For health workers to be fully qualified and allowed to practise in South Africa, they must serve a compulsory year of community service after the completion of their studies (and in some fields, like doctors, after the completion of an internship). The newly qualified persons must apply via the ICSP portal to be placed. Placements are supposed to happen promptly, so the health workers can report for duty in January.

There is also a so-called half-year cycle where qualified people that were not placed in January (or for other reasons only applied later for a placement), must be placed by July. If a person is moved by government to the half-year cycle, it means that the person was unemployed for seven months as a result of government, because they are not allowed to work before the Zuma year has been completed.

The young health workers must indicate various preferences on the ICSP portal such as town/city and medical needs. It has however come to AfriForum Youth’s attention that those options are not always available to all. A graduate pharmacist informed us that all the benefits, that counted points for the first cycle, fell away with the half-year cycle of 2022. It for example includes that an individual is supposed to be placed within a certain area when this individual has to care for next of kin or is married with a life partner that is already working in a specific town/city.

The Department of Health together with interest groups such as the National and Provincial Department of Health and National Treasury and the Council for Health Professions of South Africa are responsible for placements. There are many reasons why the placements are an administrative mess. Dr Mvuyisi Mzukwa, the Vice Chairman of the South African Medical Association, last year said “it becomes a battle between the provincial departments and Treasury and the National Department of Health.”

There are 18 fields of medical professions that are affected by the administrative mess, from pharmacist, dentists and doctors to physiotherapists, dieticians and occupational therapists. South Africa citizens need the expertise of these newly qualified people. Yet, they are often treated badly by the ICSP.

There is even a disheartened medical doctor, who obtained her qualification with distinction, who had to approach AfriForum Youth, because she has to pay off a study loan, but is unemployed due to the poor administration of the ICSP. She heard from the national office that she was placed at a hospital in the Eastern Cape, but the hospital insists that they do not have an available position for her.

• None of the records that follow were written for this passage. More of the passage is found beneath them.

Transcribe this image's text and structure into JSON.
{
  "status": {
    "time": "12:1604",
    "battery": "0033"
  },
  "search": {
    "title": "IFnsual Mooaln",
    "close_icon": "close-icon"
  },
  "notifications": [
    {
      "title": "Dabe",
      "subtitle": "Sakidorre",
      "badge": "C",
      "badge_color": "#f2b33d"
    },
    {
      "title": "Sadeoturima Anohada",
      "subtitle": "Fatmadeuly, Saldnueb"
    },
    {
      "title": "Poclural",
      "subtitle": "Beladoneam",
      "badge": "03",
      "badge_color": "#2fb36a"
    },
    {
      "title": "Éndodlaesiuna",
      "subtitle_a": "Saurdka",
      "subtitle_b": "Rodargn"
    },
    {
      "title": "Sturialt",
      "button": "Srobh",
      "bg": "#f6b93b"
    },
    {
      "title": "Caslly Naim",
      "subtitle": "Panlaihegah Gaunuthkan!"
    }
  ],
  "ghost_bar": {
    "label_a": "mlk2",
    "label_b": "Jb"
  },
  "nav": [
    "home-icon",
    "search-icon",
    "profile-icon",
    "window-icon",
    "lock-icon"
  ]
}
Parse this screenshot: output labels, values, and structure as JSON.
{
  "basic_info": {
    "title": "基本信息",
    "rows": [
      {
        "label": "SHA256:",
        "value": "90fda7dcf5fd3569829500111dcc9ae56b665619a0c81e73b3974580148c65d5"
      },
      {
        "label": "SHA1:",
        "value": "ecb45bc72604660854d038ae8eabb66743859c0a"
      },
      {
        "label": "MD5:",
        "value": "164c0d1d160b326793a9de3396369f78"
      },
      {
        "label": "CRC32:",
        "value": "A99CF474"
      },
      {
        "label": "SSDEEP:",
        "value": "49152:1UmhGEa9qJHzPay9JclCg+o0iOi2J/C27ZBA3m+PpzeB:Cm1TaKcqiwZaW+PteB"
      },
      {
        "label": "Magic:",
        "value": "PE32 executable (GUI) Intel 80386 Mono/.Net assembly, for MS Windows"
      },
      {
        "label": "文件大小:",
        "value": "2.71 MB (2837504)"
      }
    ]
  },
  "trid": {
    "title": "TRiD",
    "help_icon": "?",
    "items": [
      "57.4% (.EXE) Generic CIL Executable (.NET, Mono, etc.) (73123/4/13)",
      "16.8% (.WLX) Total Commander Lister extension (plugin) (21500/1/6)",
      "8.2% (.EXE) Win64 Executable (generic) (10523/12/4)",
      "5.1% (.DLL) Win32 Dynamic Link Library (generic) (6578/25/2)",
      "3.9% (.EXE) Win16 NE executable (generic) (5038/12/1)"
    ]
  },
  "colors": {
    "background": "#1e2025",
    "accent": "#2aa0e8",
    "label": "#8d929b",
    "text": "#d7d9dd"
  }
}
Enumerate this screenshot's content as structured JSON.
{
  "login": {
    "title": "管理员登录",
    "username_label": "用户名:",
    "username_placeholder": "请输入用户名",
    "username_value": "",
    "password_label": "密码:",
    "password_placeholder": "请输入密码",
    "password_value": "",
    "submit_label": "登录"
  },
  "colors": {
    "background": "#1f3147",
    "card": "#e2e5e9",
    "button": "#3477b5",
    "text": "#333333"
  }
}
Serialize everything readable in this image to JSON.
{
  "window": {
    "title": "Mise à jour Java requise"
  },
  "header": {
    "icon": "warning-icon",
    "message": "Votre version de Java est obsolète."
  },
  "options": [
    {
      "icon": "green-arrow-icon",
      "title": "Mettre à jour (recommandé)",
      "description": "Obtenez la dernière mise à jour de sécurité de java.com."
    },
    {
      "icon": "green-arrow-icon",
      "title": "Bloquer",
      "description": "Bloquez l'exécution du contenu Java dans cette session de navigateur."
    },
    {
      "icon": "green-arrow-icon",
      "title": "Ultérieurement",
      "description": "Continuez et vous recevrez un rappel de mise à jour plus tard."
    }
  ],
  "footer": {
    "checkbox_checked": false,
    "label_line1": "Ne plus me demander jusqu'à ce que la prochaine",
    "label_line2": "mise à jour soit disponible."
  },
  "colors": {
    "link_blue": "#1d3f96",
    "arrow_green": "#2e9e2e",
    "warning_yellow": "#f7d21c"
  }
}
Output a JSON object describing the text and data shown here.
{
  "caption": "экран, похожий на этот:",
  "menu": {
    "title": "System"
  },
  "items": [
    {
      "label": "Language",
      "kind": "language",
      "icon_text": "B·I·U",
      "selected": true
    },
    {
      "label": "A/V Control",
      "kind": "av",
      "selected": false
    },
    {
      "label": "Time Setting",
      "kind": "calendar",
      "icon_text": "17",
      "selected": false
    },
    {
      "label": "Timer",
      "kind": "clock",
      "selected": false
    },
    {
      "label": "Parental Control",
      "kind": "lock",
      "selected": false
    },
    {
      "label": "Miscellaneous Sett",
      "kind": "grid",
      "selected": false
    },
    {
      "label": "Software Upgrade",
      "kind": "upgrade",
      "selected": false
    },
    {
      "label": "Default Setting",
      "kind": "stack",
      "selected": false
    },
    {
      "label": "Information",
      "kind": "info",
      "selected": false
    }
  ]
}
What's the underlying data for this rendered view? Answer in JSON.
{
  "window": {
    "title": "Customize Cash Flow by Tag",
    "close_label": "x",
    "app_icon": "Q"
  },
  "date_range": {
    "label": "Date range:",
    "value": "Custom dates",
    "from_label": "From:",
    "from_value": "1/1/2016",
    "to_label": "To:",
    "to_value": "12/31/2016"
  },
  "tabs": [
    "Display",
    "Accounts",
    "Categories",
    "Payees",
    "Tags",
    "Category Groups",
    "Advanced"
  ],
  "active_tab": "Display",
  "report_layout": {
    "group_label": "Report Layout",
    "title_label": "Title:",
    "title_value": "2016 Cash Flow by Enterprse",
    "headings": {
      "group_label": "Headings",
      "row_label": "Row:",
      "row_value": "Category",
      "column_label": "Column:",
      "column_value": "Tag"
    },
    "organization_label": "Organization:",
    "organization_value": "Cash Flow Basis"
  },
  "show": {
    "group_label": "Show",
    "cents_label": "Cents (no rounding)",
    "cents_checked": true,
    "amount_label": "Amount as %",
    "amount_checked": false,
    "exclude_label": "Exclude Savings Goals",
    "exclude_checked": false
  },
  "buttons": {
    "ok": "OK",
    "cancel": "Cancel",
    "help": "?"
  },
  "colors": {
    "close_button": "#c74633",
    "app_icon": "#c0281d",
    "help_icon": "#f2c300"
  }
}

This young doctor, like other qualified people who approached AfriForum Youth for assistance, says that communication from the ICSP is completely absent or very delayed.

It is unacceptable that newly qualified people, who are prepared to serve in communities as health workers, are confronted with unnecessary challenges due to the incompetence of the ICSP. AfriForum Youth will not tolerate it further and is ready to litigate.